Exercise details
Please say how many lines in the records below contain the word "Help", giving the number alone.

Data

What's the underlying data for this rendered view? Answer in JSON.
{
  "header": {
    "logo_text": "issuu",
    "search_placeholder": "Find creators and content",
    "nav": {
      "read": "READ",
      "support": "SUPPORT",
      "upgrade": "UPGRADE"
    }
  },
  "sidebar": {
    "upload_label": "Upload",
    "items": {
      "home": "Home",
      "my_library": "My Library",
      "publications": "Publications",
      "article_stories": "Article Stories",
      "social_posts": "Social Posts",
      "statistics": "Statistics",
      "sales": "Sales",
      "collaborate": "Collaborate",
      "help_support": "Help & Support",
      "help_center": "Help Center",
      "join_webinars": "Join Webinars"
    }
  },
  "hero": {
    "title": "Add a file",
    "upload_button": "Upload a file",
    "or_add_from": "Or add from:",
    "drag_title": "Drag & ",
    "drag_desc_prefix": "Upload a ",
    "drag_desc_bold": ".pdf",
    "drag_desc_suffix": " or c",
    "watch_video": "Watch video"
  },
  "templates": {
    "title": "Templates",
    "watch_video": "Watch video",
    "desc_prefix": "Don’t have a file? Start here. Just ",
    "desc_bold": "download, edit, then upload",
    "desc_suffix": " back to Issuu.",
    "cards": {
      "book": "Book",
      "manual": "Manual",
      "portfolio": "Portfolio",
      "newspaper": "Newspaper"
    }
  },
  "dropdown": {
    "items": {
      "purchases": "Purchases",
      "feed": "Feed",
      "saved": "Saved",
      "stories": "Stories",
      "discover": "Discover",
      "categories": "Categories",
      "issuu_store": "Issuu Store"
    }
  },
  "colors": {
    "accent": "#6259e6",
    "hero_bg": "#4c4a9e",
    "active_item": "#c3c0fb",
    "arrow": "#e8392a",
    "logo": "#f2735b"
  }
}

Result below
2